This Frederick George Foley’s wife Julia (nee Dowling) was a widow when she and Frederick George were formally married in Toronto on the 10th of June, 1916, just a couple of months after he attested for service. No children are known to have issued from the marriage. Both Frederick George and Julia were said to be Roman Catholic.

This Frederick George Foley suffered either shrapnel or gun shot wounds to his abdomen, leg, and arm, on the 13th of August, 1918, and he died from these wounds in the Australian forces hospital at Abbeville, France, on the 24th. Julia, as his surviving widow, was to have received the memorial plaque bearing Frederick George’s name – at that time she was reputedly living at No. 13, Murdock Avenue in Toronto (just below Danforth Avenue, between Coxwell Avenue to the west and Woodbine Avenue to the east).
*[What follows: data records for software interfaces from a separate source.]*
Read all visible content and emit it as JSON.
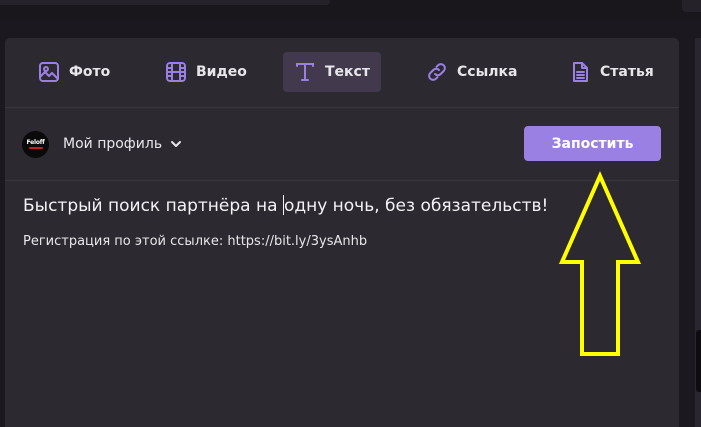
{
  "tabs": [
    {
      "label": "Фото",
      "icon": "image-icon",
      "active": false
    },
    {
      "label": "Видео",
      "icon": "film-icon",
      "active": false
    },
    {
      "label": "Текст",
      "icon": "text-t-icon",
      "active": true
    },
    {
      "label": "Ссылка",
      "icon": "link-icon",
      "active": false
    },
    {
      "label": "Статья",
      "icon": "document-icon",
      "active": false
    }
  ],
  "profile": {
    "name": "Мой профиль",
    "avatar_text": "Feloff",
    "dropdown_icon": "chevron-down-icon"
  },
  "post_button": {
    "label": "Запостить"
  },
  "editor": {
    "title_before_caret": "Быстрый поиск партнёра на ",
    "title_after_caret": "одну ночь, без обязательств!",
    "body": "Регистрация по этой ссылке: https://bit.ly/3ysAnhb"
  },
  "annotation": {
    "icon": "up-arrow-icon",
    "color": "#ffff00"
  },
  "colors": {
    "accent": "#9b80e3",
    "panel": "#2d2930",
    "background": "#1b181f",
    "active_tab": "#423a4c",
    "icon": "#9b80e3"
  }
}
The Memorial Cross Medals that both Frederick George Foley’s mother Ellen Foley and his widow Julia Foley were each entitled to receive were despatched from Ottawa on the 24th of July, 1920, and there’s every indication that Julia Foley the widow received her’s while living at No. 13, Murdock Avenue.
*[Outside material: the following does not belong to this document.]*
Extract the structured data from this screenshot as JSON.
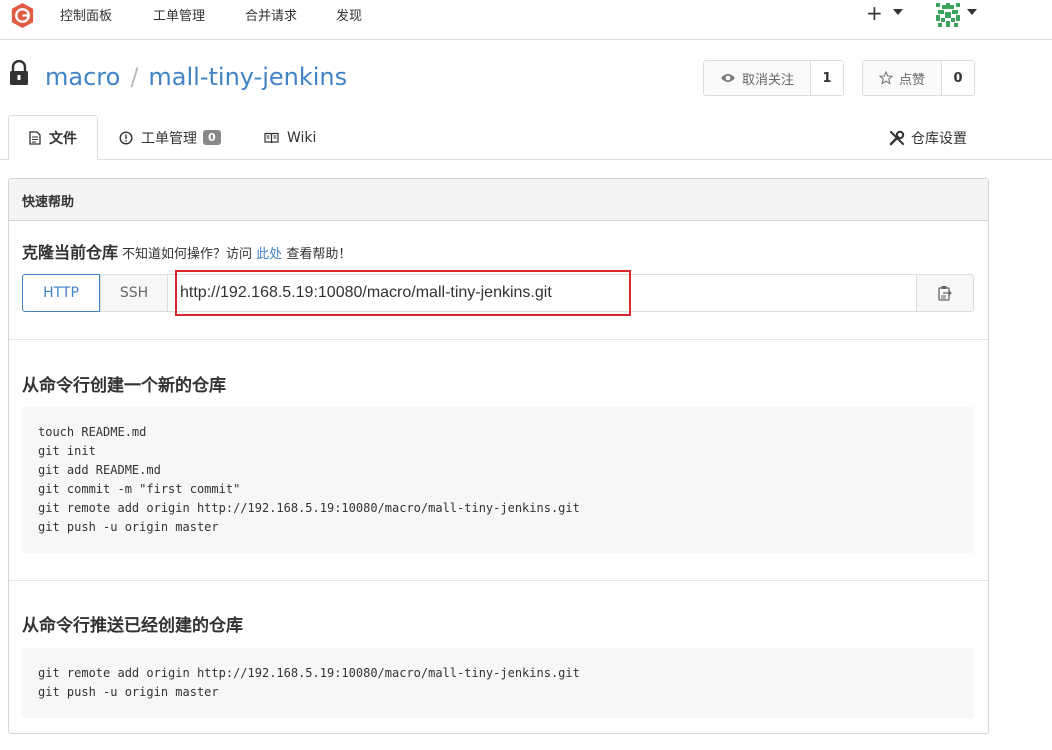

The plaque and scroll are noted to have been sent to Julia, as well, on the 10th of April 1922, but for some reason the records in Frederick George’s service file show that the plaque was returned to Ottawa on the 18th of April. The plaque was quite probably returned because Julia had moved from Murdock Avenue to some other unknown place.

Then, the plaque and scroll were re-despatched on the 26th of June 1923, but there’s no indication of the address to which it was sent.
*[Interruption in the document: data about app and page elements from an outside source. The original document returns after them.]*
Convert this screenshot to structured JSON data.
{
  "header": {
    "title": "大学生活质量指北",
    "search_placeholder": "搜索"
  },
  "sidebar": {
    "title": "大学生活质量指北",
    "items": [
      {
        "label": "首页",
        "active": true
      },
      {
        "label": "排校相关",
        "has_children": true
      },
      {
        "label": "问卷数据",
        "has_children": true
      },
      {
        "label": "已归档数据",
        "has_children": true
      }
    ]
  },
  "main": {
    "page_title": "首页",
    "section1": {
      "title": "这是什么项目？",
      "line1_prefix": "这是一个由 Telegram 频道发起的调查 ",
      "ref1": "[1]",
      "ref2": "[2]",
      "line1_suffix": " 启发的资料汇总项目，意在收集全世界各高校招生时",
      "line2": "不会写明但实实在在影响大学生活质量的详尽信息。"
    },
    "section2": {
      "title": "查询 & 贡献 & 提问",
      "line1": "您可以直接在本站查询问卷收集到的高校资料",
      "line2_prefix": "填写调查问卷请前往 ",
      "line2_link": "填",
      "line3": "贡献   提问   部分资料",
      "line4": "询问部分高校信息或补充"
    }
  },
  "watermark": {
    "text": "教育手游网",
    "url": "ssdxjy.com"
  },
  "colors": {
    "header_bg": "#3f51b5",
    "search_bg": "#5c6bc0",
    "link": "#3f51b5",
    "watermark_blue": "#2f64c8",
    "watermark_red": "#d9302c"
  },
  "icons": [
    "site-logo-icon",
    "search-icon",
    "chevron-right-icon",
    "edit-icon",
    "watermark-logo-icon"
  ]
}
As the dependent of a deceased soldier, Mrs. Julia Foley was also entitled to a War Service Gratuity. Records show that she was issued a cheque for $100.00 on 18 August 1920. She was said to be living at that time at No. 32, Langley Avenue in Toronto (just north of Gerrard Street East, between Broadview and Carlaw, in the suburb of Riverdale). There is nothing in the service file records to indicate that the cheque was returned, so it may be that this is the address to which the plaque and scroll were sent in 1923.

All well and good, but what were the circumstances that lead to Frederick George Foley’s Memorial Plaque being found in the possession of George Charles Murduck? George did say before he died that he had found the plaque amongst his father’s possessions when his house was cleared in the early 1990s. Otherwise, he said that he knew nothing about it (his father had died in Toronto in 1979, and his mother survived for many years, with their house near Victoria Park and Danforth lying unoccupied for more than 10 years before being cleaned out and sold in the 1990s).

The Murducks and some relatives had lived in the Riverdale area of Toronto for several years after they emigrated from London, England, in 1869. But the last of the family to live in that area moved further east, to the Victoria Park/Danforth area of East Toronto, around the turn of the 20th Century. And none in the Murduck family were Roman Catholic. They were passive Baptists, so there can be no reasonable religious connection concerning the plaque

The oldest boy in the Murduck family that emigrated was a bricklayer by trade, as had been most of his ancestral relations back as far as the turn of the 18th Century in the area east of London. Recognizing this, it would make sense if the plaque had memorialized the first mentioned Frederick George Foley, who was also a bricklayer, rather than a Roman Catholic ‘lumber salesman’ who had been born near Hamilton, Ontario.

Only one man in the ancestral family – John Murduck, is known to have lived briefly in Kent County, England – in the town of North Aylesford, some distance from Herne Bay. He was a bricklayer/builder like the first described Frederick George Foley. But, John died in North Aylesford in 1882, and no children from his sole marriage are known.

This is all very, very curious! The author would like to unravel the mystery around George Murduck's possession of Frederick George Foley’s Memorial Plaque, if at all possible, and welcomes any and all comments or observations on the matter.